Prime Minister Boris Johnson addressed the nation last night and ordered people to stay at home unless they were shopping for basic necessities, taking daily exercise, travelling to and from essential work, or for a medical need.

Public gatherings of more than two people who do not live together are prohibited, and shops selling non-essential items have been ordered to close.

MORE: Boris Johnson announces lockdown measures

Mr Jupp said communities need to “work together” during the crisis.

“It is imperative people comply with these new measures to prevent the NHS being overwhelmed and to ensure lives are saved,” he said.

“The moves so far to limit social distancing have not had the necessary effect, with some people still going about their business as if the threat from coronavirus didn’t exist.

“It has to stop. We all need to work together to protect our NHS and other public services so that we can ensure we can help you.

“I appreciate the crisis we are facing is having a massive impact on people’s lives and the vast majority of people in Suffolk are making a real effort to do all they can to help themselves and others by heeding what has been said.

“I would now urge the small minority who have not done so to adhere to these new instructions from the prime minister.

“The Government has given us some new powers but actually it’s a last resort for us. What we want to do is build consent through communities. We are starting to get a greater understanding of appreciation across communities as to why we’re doing this.

“What we won’t be doing is going out just looking for people who are hanging around. We will be in communities, giving reassurance, policing in the normal way that we do because we do understand that crime is still going on.

“This is unprecedented so there is a degree of nervousness in our communities and we want to be there to support them.

“We always want to educate, to negotiate but if people are not following the prime minister’s instructions then we will [issue fines] but that will be a last resort.”

What do the measures mean?

Police will engage and encourage compliance, and may disperse groups of more than two people who do not live with one another. Those who refuse may face a fine.

• New powers will come into effect on Thursday – in the meantime officers will approach groups and stress the importance of following the new rules.
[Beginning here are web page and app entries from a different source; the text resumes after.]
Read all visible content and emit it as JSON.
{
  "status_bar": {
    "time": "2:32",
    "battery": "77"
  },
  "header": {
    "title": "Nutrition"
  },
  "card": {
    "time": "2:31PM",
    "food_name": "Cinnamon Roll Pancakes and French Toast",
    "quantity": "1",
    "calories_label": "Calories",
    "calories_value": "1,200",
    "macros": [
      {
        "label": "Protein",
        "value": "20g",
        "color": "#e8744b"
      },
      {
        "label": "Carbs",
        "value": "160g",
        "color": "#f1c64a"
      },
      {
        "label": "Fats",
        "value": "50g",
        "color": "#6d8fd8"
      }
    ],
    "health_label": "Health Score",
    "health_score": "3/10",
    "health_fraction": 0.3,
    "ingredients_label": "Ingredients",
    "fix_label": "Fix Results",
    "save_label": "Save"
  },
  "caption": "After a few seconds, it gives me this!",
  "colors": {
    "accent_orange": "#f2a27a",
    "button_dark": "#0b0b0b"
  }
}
• Non-essential shops will be closed by Suffolk Trading Standards, and police officers will support them if necessary.

• Play parks and churches will be closed by local authorities.

• Day-to-day policing will continue

MORE: All the latest coronavirus updates here

The chief constable added that officers will attempt to “negotiate and convince” before resorting to the law.

“Our officers will be out in our communities as we are normally,” Mr Jupp said. “We will use the opportunity to explain the new rules and discuss with people what they are doing, and why they are out.

“We will continue to work within our traditional policing model, with the consent of the public. The vast majority of the public understand why we may need to use the new powers. We will, of course, negotiate and convince before resorting to the law.

“We must not be complacent. I urge people in Suffolk to follow the advice which is being given, stay at home and help us help the national effort to protect you and our NHS.

“Finally, I would like to say how proud I am of my officers and staff for everything they are doing, along with all the NHS staff and other emergency services.”


If you value what this story gives you, please consider supporting the Sudbury Mercury. Click the link in the orange box above for details.

Become a supporter

This newspaper has been a central part of community life for many years. Our industry faces testing times, which is why we're asking for your support. Every contribution will help us continue to produce local journalism that makes a measurable difference to our community.

Latest from the Sudbury Mercury